◆ **Records supplied**
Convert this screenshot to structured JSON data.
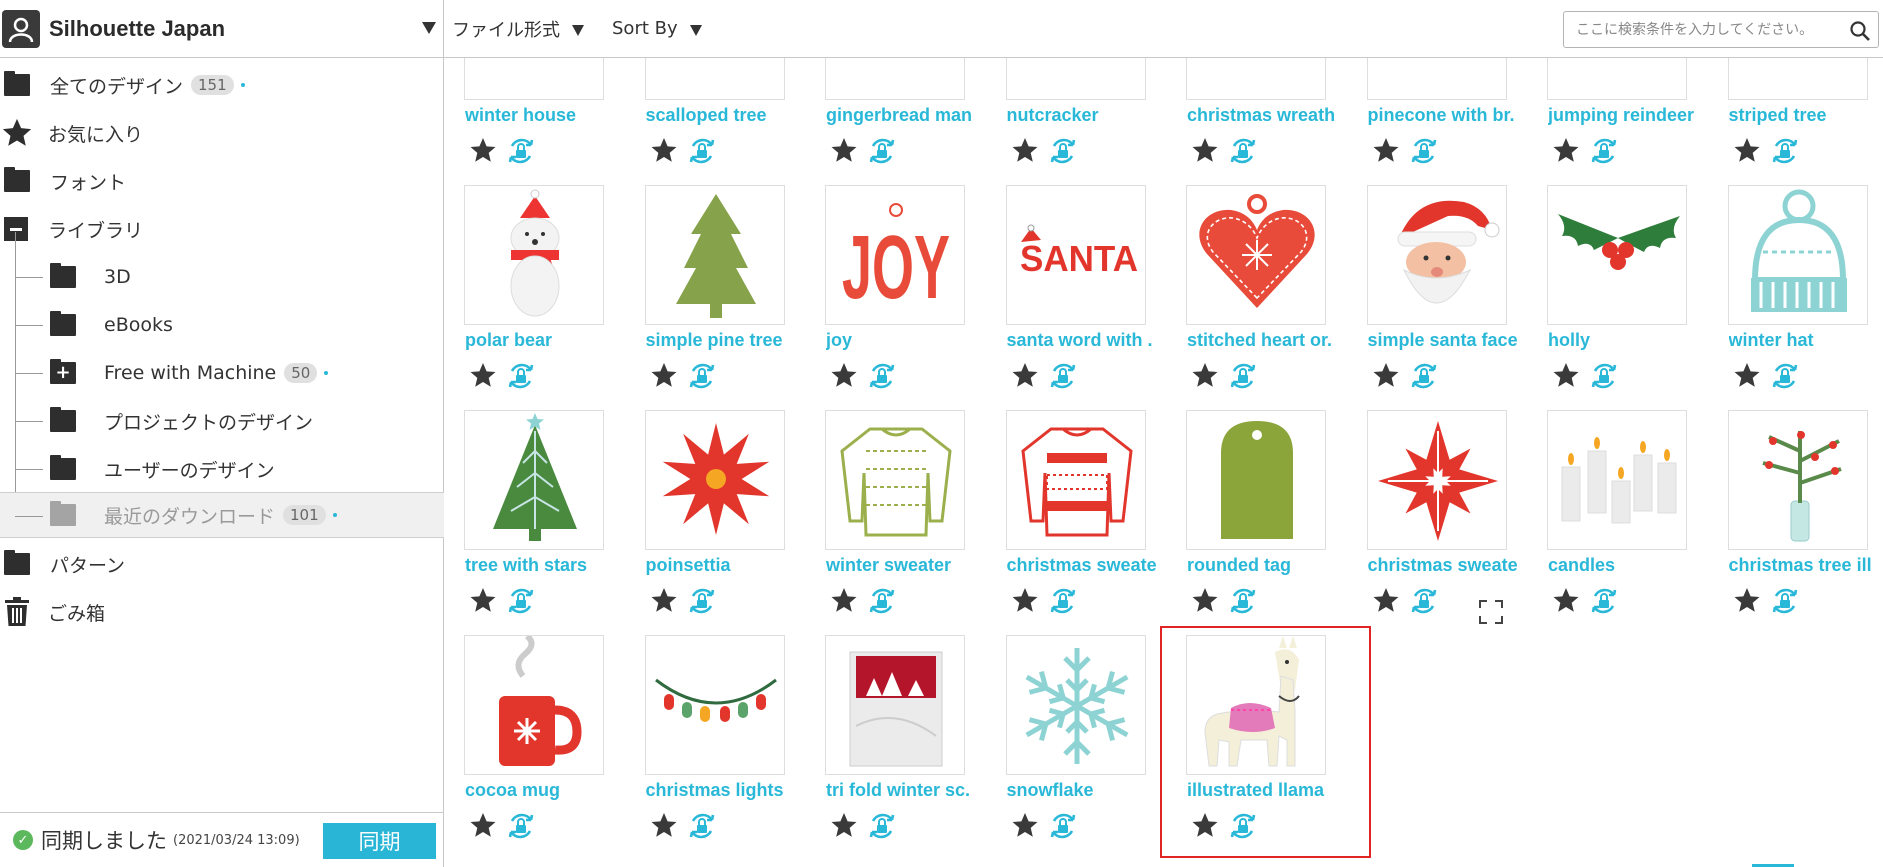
{
  "account": {
    "name": "Silhouette Japan"
  },
  "nav": {
    "all_designs": "全てのデザイン",
    "all_designs_count": "151",
    "favorites": "お気に入り",
    "fonts": "フォント",
    "library": "ライブラリ",
    "sub_3d": "3D",
    "sub_ebooks": "eBooks",
    "sub_free": "Free with Machine",
    "sub_free_count": "50",
    "sub_project": "プロジェクトのデザイン",
    "sub_user": "ユーザーのデザイン",
    "sub_recent": "最近のダウンロード",
    "sub_recent_count": "101",
    "patterns": "パターン",
    "trash": "ごみ箱"
  },
  "sync": {
    "status": "同期しました",
    "timestamp": "(2021/03/24 13:09)",
    "button": "同期"
  },
  "toolbar": {
    "file_format": "ファイル形式",
    "sort_by": "Sort By",
    "search_placeholder": "ここに検索条件を入力してください。"
  },
  "colors": {
    "accent": "#29b8d8",
    "highlight": "#e02424"
  },
  "designs": [
    {
      "title": "winter house",
      "icon": "winter-house-icon"
    },
    {
      "title": "scalloped tree",
      "icon": "scalloped-tree-icon"
    },
    {
      "title": "gingerbread man",
      "icon": "gingerbread-man-icon"
    },
    {
      "title": "nutcracker",
      "icon": "nutcracker-icon"
    },
    {
      "title": "christmas wreath",
      "icon": "wreath-icon"
    },
    {
      "title": "pinecone with br.",
      "icon": "pinecone-icon"
    },
    {
      "title": "jumping reindeer",
      "icon": "reindeer-icon"
    },
    {
      "title": "striped tree",
      "icon": "striped-tree-icon"
    },
    {
      "title": "polar bear",
      "icon": "polar-bear-icon"
    },
    {
      "title": "simple pine tree",
      "icon": "pine-tree-icon"
    },
    {
      "title": "joy",
      "icon": "joy-icon",
      "text": "JOY"
    },
    {
      "title": "santa word with .",
      "icon": "santa-word-icon",
      "text": "SANTA"
    },
    {
      "title": "stitched heart or.",
      "icon": "heart-ornament-icon"
    },
    {
      "title": "simple santa face",
      "icon": "santa-face-icon"
    },
    {
      "title": "holly",
      "icon": "holly-icon"
    },
    {
      "title": "winter hat",
      "icon": "winter-hat-icon"
    },
    {
      "title": "tree with stars",
      "icon": "star-tree-icon"
    },
    {
      "title": "poinsettia",
      "icon": "poinsettia-icon"
    },
    {
      "title": "winter sweater",
      "icon": "sweater-icon"
    },
    {
      "title": "christmas sweate",
      "icon": "red-sweater-icon"
    },
    {
      "title": "rounded tag",
      "icon": "tag-icon"
    },
    {
      "title": "christmas sweate",
      "icon": "snowflake-pattern-icon"
    },
    {
      "title": "candles",
      "icon": "candles-icon"
    },
    {
      "title": "christmas tree ill",
      "icon": "tree-branch-icon"
    },
    {
      "title": "cocoa mug",
      "icon": "mug-icon"
    },
    {
      "title": "christmas lights",
      "icon": "lights-icon"
    },
    {
      "title": "tri fold winter sc.",
      "icon": "trifold-card-icon"
    },
    {
      "title": "snowflake",
      "icon": "snowflake-icon"
    },
    {
      "title": "illustrated llama",
      "icon": "llama-icon"
    }
  ]
}
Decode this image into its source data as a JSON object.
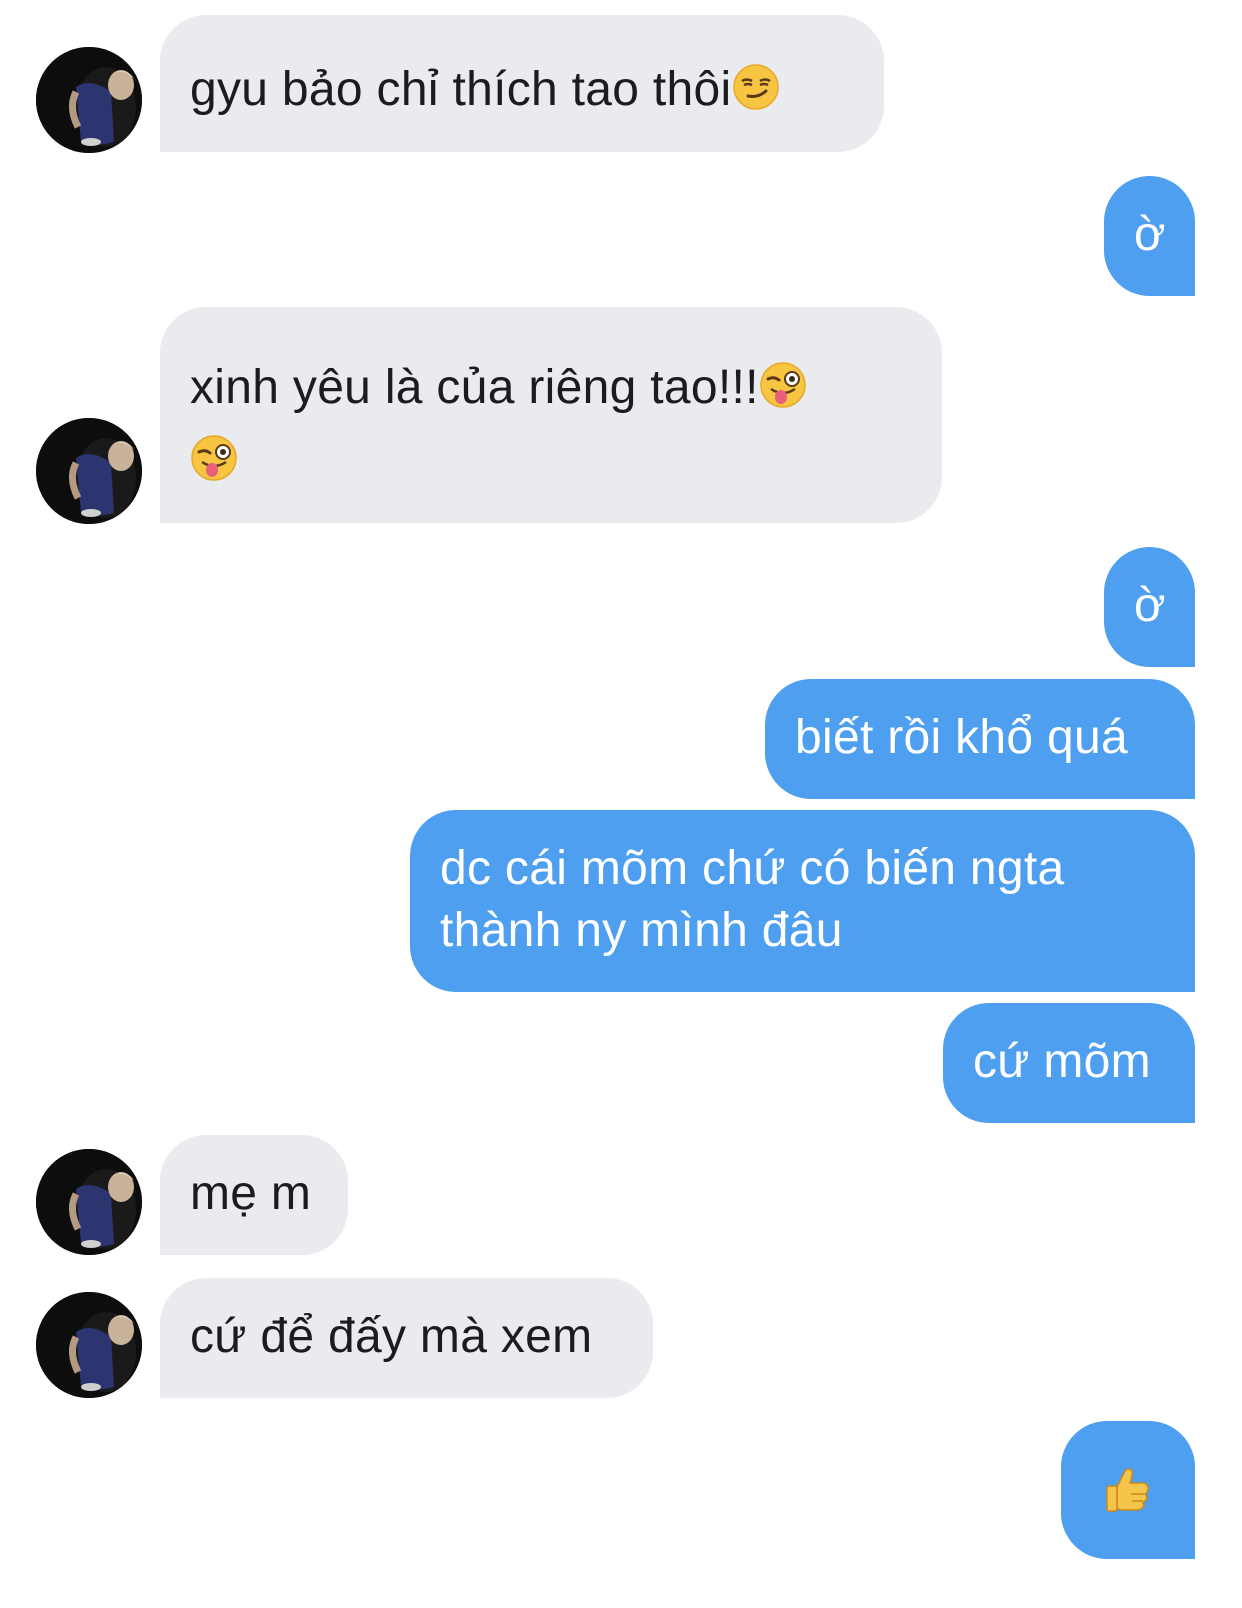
{
  "messages": [
    {
      "direction": "incoming",
      "text": "gyu bảo chỉ thích tao thôi",
      "emoji": "smirking-face"
    },
    {
      "direction": "outgoing",
      "text": "ờ"
    },
    {
      "direction": "incoming",
      "text": "xinh yêu là của riêng tao!!!",
      "emoji": "winking-face-with-tongue"
    },
    {
      "direction": "outgoing",
      "text": "ờ"
    },
    {
      "direction": "outgoing",
      "text": "biết rồi khổ quá"
    },
    {
      "direction": "outgoing",
      "text_line1": "dc cái mõm chứ có biến ngta",
      "text_line2": "thành ny mình đâu"
    },
    {
      "direction": "outgoing",
      "text": "cứ mõm"
    },
    {
      "direction": "incoming",
      "text": "mẹ m"
    },
    {
      "direction": "incoming",
      "text": "cứ để đấy mà xem"
    },
    {
      "direction": "outgoing",
      "emoji": "thumbs-up"
    }
  ],
  "colors": {
    "incoming_bubble": "#e9ebef",
    "outgoing_bubble": "#4e9ff0",
    "incoming_text": "#1c1c1e",
    "outgoing_text": "#ffffff"
  }
}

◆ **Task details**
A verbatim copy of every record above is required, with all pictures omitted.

◆ **Output below**
Convert this screenshot to structured JSON data.
{
  "account": {
    "name": "Silhouette Japan"
  },
  "nav": {
    "all_designs": "全てのデザイン",
    "all_designs_count": "151",
    "favorites": "お気に入り",
    "fonts": "フォント",
    "library": "ライブラリ",
    "sub_3d": "3D",
    "sub_ebooks": "eBooks",
    "sub_free": "Free with Machine",
    "sub_free_count": "50",
    "sub_project": "プロジェクトのデザイン",
    "sub_user": "ユーザーのデザイン",
    "sub_recent": "最近のダウンロード",
    "sub_recent_count": "101",
    "patterns": "パターン",
    "trash": "ごみ箱"
  },
  "sync": {
    "status": "同期しました",
    "timestamp": "(2021/03/24 13:09)",
    "button": "同期"
  },
  "toolbar": {
    "file_format": "ファイル形式",
    "sort_by": "Sort By",
    "search_placeholder": "ここに検索条件を入力してください。"
  },
  "colors": {
    "accent": "#29b8d8",
    "highlight": "#e02424"
  },
  "designs": [
    {
      "title": "winter house",
      "icon": "winter-house-icon"
    },
    {
      "title": "scalloped tree",
      "icon": "scalloped-tree-icon"
    },
    {
      "title": "gingerbread man",
      "icon": "gingerbread-man-icon"
    },
    {
      "title": "nutcracker",
      "icon": "nutcracker-icon"
    },
    {
      "title": "christmas wreath",
      "icon": "wreath-icon"
    },
    {
      "title": "pinecone with br.",
      "icon": "pinecone-icon"
    },
    {
      "title": "jumping reindeer",
      "icon": "reindeer-icon"
    },
    {
      "title": "striped tree",
      "icon": "striped-tree-icon"
    },
    {
      "title": "polar bear",
      "icon": "polar-bear-icon"
    },
    {
      "title": "simple pine tree",
      "icon": "pine-tree-icon"
    },
    {
      "title": "joy",
      "icon": "joy-icon",
      "text": "JOY"
    },
    {
      "title": "santa word with .",
      "icon": "santa-word-icon",
      "text": "SANTA"
    },
    {
      "title": "stitched heart or.",
      "icon": "heart-ornament-icon"
    },
    {
      "title": "simple santa face",
      "icon": "santa-face-icon"
    },
    {
      "title": "holly",
      "icon": "holly-icon"
    },
    {
      "title": "winter hat",
      "icon": "winter-hat-icon"
    },
    {
      "title": "tree with stars",
      "icon": "star-tree-icon"
    },
    {
      "title": "poinsettia",
      "icon": "poinsettia-icon"
    },
    {
      "title": "winter sweater",
      "icon": "sweater-icon"
    },
    {
      "title": "christmas sweate",
      "icon": "red-sweater-icon"
    },
    {
      "title": "rounded tag",
      "icon": "tag-icon"
    },
    {
      "title": "christmas sweate",
      "icon": "snowflake-pattern-icon"
    },
    {
      "title": "candles",
      "icon": "candles-icon"
    },
    {
      "title": "christmas tree ill",
      "icon": "tree-branch-icon"
    },
    {
      "title": "cocoa mug",
      "icon": "mug-icon"
    },
    {
      "title": "christmas lights",
      "icon": "lights-icon"
    },
    {
      "title": "tri fold winter sc.",
      "icon": "trifold-card-icon"
    },
    {
      "title": "snowflake",
      "icon": "snowflake-icon"
    },
    {
      "title": "illustrated llama",
      "icon": "llama-icon"
    }
  ]
}
Decode this image into its source data as a JSON object.
{
  "messages": [
    {
      "direction": "incoming",
      "text": "gyu bảo chỉ thích tao thôi",
      "emoji": "smirking-face"
    },
    {
      "direction": "outgoing",
      "text": "ờ"
    },
    {
      "direction": "incoming",
      "text": "xinh yêu là của riêng tao!!!",
      "emoji": "winking-face-with-tongue"
    },
    {
      "direction": "outgoing",
      "text": "ờ"
    },
    {
      "direction": "outgoing",
      "text": "biết rồi khổ quá"
    },
    {
      "direction": "outgoing",
      "text_line1": "dc cái mõm chứ có biến ngta",
      "text_line2": "thành ny mình đâu"
    },
    {
      "direction": "outgoing",
      "text": "cứ mõm"
    },
    {
      "direction": "incoming",
      "text": "mẹ m"
    },
    {
      "direction": "incoming",
      "text": "cứ để đấy mà xem"
    },
    {
      "direction": "outgoing",
      "emoji": "thumbs-up"
    }
  ],
  "colors": {
    "incoming_bubble": "#e9ebef",
    "outgoing_bubble": "#4e9ff0",
    "incoming_text": "#1c1c1e",
    "outgoing_text": "#ffffff"
  }
}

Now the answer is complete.